━━━━━ GIVEN DATA ━━━━━

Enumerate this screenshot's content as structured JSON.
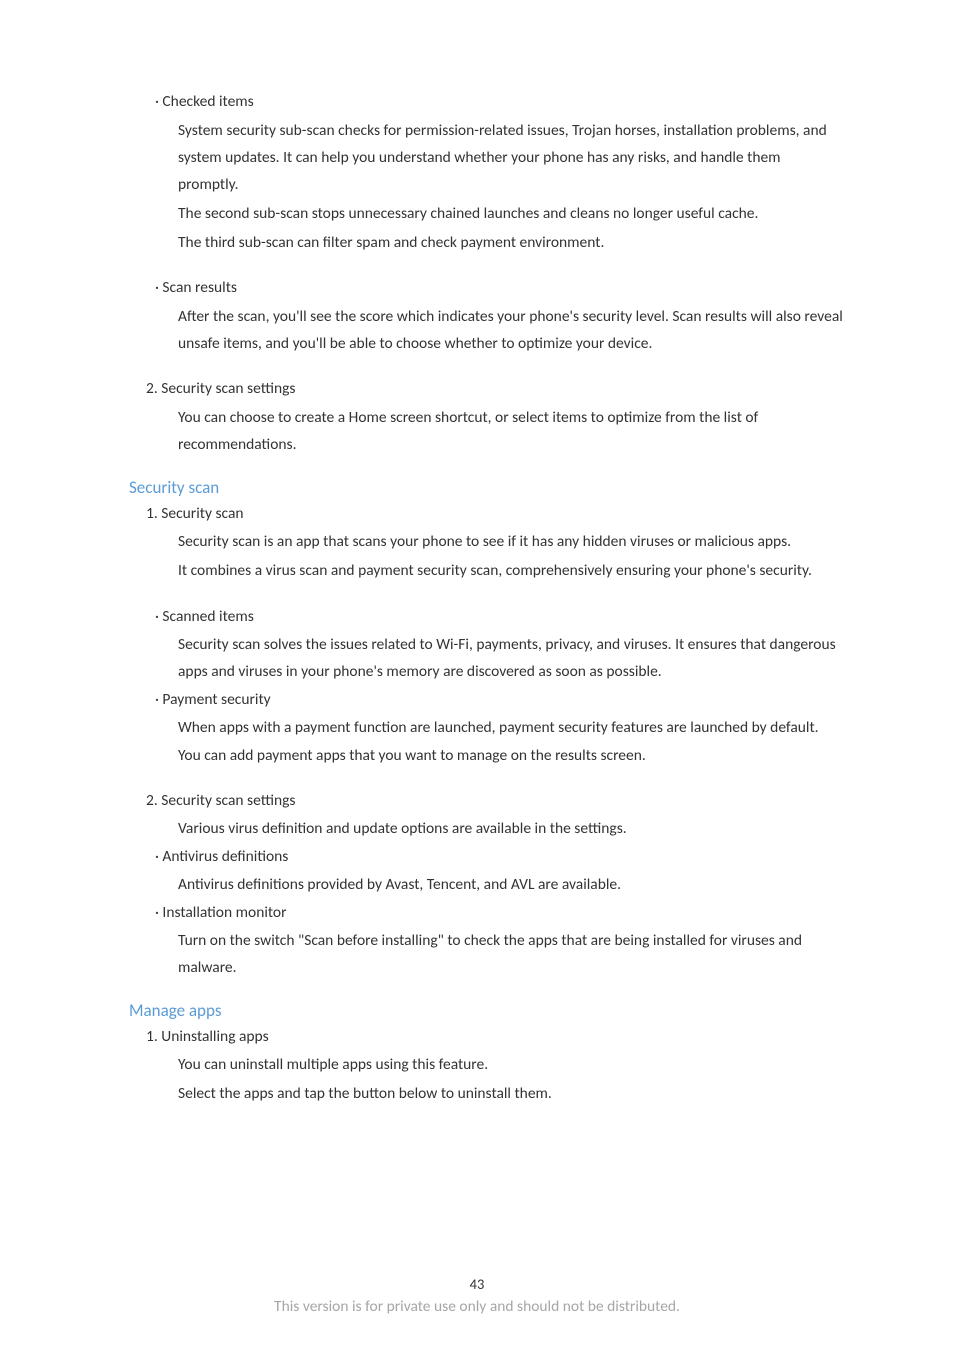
{
  "sec1": {
    "checked_items_label": "· Checked items",
    "checked_p1": "System security sub-scan checks for permission-related issues, Trojan horses, installation problems, and system updates. It can help you understand whether your phone has any risks, and handle them promptly.",
    "checked_p2": "The second sub-scan stops unnecessary chained launches and cleans no longer useful cache.",
    "checked_p3": "The third sub-scan can filter spam and check payment environment.",
    "scan_results_label": "· Scan results",
    "scan_results_p1": "After the scan, you'll see the score which indicates your phone's security level. Scan results will also reveal unsafe items, and you'll be able to choose whether to optimize your device.",
    "settings_label": "2. Security scan settings",
    "settings_p1": "You can choose to create a Home screen shortcut, or select items to optimize from the list of recommendations."
  },
  "sec2": {
    "heading": "Security scan",
    "item1_label": "1. Security scan",
    "item1_p1": "Security scan is an app that scans your phone to see if it has any hidden viruses or malicious apps.",
    "item1_p2": "It combines a virus scan and payment security scan, comprehensively ensuring your phone's security.",
    "scanned_label": "· Scanned items",
    "scanned_p1": "Security scan solves the issues related to Wi-Fi, payments, privacy, and viruses. It ensures that dangerous apps and viruses in your phone's memory are discovered as soon as possible.",
    "payment_label": "· Payment security",
    "payment_p1": "When apps with a payment function are launched, payment security features are launched by default. You can add payment apps that you want to manage on the results screen.",
    "item2_label": "2. Security scan settings",
    "item2_p1": "Various virus definition and update options are available in the settings.",
    "antivirus_label": "· Antivirus definitions",
    "antivirus_p1": "Antivirus definitions provided by Avast, Tencent, and AVL are available.",
    "install_label": "· Installation monitor",
    "install_p1": "Turn on the switch \"Scan before installing\" to check the apps that are being installed for viruses and malware."
  },
  "sec3": {
    "heading": "Manage apps",
    "item1_label": "1. Uninstalling apps",
    "item1_p1": "You can uninstall multiple apps using this feature.",
    "item1_p2": "Select the apps and tap the button below to uninstall them."
  },
  "footer": {
    "page_number": "43",
    "note": "This version is for private use only and should not be distributed."
  }
}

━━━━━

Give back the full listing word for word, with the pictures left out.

COMPLETED TASK>
Enumerate this screenshot's content as structured JSON.
{
  "sec1": {
    "checked_items_label": "· Checked items",
    "checked_p1": "System security sub-scan checks for permission-related issues, Trojan horses, installation problems, and system updates. It can help you understand whether your phone has any risks, and handle them promptly.",
    "checked_p2": "The second sub-scan stops unnecessary chained launches and cleans no longer useful cache.",
    "checked_p3": "The third sub-scan can filter spam and check payment environment.",
    "scan_results_label": "· Scan results",
    "scan_results_p1": "After the scan, you'll see the score which indicates your phone's security level. Scan results will also reveal unsafe items, and you'll be able to choose whether to optimize your device.",
    "settings_label": "2. Security scan settings",
    "settings_p1": "You can choose to create a Home screen shortcut, or select items to optimize from the list of recommendations."
  },
  "sec2": {
    "heading": "Security scan",
    "item1_label": "1. Security scan",
    "item1_p1": "Security scan is an app that scans your phone to see if it has any hidden viruses or malicious apps.",
    "item1_p2": "It combines a virus scan and payment security scan, comprehensively ensuring your phone's security.",
    "scanned_label": "· Scanned items",
    "scanned_p1": "Security scan solves the issues related to Wi-Fi, payments, privacy, and viruses. It ensures that dangerous apps and viruses in your phone's memory are discovered as soon as possible.",
    "payment_label": "· Payment security",
    "payment_p1": "When apps with a payment function are launched, payment security features are launched by default. You can add payment apps that you want to manage on the results screen.",
    "item2_label": "2. Security scan settings",
    "item2_p1": "Various virus definition and update options are available in the settings.",
    "antivirus_label": "· Antivirus definitions",
    "antivirus_p1": "Antivirus definitions provided by Avast, Tencent, and AVL are available.",
    "install_label": "· Installation monitor",
    "install_p1": "Turn on the switch \"Scan before installing\" to check the apps that are being installed for viruses and malware."
  },
  "sec3": {
    "heading": "Manage apps",
    "item1_label": "1. Uninstalling apps",
    "item1_p1": "You can uninstall multiple apps using this feature.",
    "item1_p2": "Select the apps and tap the button below to uninstall them."
  },
  "footer": {
    "page_number": "43",
    "note": "This version is for private use only and should not be distributed."
  }
}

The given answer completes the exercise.